(Records excerpted from a collection)
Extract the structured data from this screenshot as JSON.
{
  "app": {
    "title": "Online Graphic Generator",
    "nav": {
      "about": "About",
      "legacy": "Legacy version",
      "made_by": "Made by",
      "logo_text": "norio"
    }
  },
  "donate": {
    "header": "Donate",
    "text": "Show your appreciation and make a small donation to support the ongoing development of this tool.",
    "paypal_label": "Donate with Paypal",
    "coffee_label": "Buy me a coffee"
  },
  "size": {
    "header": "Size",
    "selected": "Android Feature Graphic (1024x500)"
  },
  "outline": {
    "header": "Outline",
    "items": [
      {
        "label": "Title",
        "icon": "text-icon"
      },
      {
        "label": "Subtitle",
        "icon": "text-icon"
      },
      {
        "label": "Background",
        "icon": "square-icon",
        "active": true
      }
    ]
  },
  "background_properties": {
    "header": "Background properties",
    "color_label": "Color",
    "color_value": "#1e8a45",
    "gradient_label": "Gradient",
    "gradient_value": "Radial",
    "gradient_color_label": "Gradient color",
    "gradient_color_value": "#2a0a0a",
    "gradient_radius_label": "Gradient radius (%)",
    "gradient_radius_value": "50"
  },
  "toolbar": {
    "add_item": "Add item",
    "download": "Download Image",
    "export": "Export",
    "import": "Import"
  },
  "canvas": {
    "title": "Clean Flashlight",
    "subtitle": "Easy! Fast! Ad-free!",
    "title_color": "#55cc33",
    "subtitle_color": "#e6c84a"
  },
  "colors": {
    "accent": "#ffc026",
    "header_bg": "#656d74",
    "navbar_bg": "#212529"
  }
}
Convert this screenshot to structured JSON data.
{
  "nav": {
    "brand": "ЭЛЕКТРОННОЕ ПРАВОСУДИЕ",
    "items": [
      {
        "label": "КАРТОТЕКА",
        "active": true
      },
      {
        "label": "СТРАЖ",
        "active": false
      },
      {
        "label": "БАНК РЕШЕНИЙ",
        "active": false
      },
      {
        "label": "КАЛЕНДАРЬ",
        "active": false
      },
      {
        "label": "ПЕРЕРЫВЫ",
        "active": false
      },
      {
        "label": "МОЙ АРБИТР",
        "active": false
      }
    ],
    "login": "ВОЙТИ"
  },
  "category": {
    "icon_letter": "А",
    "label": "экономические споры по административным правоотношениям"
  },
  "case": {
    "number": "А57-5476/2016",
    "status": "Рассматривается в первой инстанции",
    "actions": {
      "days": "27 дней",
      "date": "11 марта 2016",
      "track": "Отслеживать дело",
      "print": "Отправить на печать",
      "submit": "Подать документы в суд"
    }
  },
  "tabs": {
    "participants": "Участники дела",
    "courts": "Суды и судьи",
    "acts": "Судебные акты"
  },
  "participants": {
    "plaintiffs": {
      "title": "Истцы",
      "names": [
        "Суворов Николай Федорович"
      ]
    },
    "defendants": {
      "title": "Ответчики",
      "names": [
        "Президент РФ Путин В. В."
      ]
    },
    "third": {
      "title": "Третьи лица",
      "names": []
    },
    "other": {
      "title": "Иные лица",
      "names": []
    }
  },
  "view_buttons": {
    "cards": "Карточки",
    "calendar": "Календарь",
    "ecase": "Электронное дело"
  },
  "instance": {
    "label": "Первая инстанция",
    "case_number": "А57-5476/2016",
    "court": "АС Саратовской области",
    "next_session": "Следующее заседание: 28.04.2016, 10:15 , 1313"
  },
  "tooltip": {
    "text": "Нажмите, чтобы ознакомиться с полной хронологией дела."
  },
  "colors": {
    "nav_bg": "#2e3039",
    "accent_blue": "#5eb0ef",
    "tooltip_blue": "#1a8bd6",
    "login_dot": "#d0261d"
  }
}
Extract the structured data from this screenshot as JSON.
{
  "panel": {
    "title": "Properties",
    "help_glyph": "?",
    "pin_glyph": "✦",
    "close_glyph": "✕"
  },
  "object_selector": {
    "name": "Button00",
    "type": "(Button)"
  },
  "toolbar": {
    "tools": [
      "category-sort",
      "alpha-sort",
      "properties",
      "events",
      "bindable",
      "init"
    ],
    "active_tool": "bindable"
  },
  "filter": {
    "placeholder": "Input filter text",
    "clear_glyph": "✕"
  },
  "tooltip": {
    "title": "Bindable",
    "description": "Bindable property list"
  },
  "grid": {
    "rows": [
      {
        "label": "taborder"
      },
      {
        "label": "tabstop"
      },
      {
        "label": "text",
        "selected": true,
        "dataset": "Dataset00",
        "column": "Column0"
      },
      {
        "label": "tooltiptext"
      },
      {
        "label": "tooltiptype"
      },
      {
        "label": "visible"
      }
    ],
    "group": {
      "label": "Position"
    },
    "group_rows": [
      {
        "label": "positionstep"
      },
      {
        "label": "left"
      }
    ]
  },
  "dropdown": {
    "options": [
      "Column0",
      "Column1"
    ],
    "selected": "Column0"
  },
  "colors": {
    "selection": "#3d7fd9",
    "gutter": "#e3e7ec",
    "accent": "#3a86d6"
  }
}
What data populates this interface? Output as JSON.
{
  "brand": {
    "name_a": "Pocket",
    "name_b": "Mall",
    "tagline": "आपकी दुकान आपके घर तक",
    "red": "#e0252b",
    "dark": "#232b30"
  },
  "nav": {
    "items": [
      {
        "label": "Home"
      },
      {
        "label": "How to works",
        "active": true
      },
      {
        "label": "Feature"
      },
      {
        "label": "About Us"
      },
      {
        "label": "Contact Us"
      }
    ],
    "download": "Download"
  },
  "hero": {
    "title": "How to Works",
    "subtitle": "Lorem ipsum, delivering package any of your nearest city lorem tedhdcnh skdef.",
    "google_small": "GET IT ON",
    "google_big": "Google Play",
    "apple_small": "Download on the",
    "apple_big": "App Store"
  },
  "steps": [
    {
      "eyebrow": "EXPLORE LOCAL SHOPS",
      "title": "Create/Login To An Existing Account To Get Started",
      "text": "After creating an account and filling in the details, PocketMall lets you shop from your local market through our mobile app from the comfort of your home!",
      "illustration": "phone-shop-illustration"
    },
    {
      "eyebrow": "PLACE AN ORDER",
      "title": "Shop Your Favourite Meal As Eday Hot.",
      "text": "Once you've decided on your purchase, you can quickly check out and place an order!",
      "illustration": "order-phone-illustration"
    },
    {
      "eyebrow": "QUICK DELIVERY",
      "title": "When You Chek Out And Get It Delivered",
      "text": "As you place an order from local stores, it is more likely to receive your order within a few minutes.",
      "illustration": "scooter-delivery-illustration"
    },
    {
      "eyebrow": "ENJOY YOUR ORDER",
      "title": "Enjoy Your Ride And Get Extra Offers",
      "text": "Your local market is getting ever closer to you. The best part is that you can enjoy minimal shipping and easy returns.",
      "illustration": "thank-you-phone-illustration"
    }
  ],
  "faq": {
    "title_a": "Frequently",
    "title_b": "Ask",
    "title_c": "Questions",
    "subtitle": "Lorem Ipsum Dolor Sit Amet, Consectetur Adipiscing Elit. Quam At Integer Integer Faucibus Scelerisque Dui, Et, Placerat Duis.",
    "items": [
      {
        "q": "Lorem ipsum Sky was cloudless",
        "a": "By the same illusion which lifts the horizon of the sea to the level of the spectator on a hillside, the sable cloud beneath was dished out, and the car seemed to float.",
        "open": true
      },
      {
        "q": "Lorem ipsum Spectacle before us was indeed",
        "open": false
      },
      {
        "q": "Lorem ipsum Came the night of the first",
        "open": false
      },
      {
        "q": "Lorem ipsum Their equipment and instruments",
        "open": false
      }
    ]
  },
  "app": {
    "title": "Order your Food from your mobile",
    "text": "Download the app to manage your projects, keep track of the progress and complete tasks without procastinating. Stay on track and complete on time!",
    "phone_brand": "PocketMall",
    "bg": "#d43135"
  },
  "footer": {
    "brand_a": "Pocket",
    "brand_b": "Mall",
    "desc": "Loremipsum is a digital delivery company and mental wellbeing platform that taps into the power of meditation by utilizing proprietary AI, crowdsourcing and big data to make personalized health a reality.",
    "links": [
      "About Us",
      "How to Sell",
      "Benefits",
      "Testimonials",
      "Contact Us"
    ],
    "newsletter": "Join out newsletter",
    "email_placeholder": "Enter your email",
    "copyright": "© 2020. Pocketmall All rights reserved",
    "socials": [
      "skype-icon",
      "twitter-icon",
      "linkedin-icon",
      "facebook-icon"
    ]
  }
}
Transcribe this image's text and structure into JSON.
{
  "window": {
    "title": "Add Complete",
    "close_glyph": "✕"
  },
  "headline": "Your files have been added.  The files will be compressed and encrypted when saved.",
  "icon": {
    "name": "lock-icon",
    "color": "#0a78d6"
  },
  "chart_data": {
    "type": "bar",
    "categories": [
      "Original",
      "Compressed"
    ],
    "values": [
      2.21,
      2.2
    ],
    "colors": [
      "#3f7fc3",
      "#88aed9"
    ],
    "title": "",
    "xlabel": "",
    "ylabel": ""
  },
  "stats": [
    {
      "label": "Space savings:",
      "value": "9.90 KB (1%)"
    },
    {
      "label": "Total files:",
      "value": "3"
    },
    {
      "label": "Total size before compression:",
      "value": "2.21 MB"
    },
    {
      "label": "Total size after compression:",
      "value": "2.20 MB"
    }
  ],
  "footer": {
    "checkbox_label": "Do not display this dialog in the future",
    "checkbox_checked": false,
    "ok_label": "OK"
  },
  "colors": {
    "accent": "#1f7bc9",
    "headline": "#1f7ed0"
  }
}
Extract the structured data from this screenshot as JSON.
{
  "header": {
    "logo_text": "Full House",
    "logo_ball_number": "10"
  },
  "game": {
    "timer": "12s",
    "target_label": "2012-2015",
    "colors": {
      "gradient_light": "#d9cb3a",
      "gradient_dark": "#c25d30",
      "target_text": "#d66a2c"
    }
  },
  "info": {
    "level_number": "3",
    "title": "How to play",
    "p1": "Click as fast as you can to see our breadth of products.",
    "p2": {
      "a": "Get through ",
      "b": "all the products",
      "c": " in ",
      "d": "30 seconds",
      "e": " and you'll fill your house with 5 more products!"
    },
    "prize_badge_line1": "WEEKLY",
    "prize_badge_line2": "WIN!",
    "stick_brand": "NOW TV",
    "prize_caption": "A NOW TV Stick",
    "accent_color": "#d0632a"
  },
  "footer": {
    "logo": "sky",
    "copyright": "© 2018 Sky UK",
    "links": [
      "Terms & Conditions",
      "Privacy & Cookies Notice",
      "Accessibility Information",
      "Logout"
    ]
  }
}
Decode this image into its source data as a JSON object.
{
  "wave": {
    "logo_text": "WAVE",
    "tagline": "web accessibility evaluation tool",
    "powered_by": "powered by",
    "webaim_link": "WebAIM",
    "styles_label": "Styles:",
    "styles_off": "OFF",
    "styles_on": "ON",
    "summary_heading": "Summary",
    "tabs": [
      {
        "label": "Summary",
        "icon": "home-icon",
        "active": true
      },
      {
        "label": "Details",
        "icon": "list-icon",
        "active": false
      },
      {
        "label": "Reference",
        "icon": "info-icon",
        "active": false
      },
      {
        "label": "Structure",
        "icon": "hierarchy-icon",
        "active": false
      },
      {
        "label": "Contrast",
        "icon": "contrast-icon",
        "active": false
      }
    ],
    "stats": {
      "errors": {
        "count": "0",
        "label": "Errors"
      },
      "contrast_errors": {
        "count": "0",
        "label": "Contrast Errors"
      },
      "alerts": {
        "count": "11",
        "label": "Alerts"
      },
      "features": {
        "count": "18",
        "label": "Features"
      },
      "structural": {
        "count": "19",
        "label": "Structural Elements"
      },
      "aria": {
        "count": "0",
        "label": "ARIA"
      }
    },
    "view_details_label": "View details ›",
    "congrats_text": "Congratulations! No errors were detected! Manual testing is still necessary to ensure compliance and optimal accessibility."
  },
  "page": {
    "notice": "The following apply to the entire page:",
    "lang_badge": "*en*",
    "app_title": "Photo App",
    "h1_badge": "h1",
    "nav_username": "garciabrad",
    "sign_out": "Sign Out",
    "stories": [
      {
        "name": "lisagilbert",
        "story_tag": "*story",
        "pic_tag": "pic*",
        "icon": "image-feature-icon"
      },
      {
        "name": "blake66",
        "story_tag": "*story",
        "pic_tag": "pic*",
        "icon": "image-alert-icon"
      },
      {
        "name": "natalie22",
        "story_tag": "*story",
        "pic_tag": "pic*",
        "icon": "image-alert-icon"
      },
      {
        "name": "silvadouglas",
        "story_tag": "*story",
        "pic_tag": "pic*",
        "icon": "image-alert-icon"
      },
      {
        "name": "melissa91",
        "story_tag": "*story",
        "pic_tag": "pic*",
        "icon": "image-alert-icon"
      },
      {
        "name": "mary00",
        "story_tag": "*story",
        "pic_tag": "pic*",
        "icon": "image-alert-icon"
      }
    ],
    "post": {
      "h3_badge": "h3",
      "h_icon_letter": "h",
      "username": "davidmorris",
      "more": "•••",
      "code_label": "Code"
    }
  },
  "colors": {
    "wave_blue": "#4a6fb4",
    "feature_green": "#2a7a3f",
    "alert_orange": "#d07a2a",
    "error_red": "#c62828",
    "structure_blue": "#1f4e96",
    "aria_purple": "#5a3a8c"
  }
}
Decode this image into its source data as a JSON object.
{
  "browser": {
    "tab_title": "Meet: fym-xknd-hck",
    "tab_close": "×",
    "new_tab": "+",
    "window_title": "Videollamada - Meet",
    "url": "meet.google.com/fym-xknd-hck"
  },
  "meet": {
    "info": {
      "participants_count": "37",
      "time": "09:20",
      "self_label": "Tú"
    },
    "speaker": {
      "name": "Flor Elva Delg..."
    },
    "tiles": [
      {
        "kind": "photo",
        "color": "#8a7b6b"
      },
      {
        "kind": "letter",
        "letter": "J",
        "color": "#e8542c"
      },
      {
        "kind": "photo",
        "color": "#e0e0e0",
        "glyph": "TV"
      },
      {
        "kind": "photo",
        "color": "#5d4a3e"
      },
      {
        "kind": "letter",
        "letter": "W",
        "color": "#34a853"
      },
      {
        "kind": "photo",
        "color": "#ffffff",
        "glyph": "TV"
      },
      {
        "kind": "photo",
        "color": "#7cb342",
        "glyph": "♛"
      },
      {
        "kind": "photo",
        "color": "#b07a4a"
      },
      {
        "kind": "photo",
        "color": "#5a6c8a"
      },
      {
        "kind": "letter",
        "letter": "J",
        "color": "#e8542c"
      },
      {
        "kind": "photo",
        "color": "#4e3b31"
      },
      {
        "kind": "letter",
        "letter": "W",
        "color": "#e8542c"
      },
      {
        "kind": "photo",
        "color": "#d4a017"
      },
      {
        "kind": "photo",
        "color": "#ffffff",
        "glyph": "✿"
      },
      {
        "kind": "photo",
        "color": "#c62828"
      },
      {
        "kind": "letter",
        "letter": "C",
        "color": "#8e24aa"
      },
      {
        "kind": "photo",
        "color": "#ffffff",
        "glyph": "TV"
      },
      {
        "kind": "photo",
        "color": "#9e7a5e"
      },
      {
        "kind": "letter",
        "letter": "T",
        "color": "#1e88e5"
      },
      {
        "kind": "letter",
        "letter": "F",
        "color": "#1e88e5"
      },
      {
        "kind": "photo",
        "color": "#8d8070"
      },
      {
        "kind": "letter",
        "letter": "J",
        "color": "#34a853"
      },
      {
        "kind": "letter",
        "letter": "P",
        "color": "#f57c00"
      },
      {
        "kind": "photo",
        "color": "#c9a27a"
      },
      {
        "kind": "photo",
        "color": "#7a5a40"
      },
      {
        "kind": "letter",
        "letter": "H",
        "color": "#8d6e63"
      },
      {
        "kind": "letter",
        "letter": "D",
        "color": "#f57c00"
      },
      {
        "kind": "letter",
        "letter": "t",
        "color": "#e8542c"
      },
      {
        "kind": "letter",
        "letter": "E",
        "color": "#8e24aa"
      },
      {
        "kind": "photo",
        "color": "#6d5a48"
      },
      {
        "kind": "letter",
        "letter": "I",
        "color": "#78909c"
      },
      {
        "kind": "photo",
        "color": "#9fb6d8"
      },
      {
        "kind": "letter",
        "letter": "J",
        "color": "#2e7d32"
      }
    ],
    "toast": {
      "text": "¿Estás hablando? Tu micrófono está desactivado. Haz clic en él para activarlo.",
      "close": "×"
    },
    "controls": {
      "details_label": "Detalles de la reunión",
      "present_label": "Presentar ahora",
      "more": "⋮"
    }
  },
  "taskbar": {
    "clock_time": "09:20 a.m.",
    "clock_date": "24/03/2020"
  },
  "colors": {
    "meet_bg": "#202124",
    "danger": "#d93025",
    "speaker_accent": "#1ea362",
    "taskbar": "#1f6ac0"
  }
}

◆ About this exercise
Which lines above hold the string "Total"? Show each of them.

◆ Solution below
      "label": "Total files:",
      "label": "Total size before compression:",
      "label": "Total size after compression:",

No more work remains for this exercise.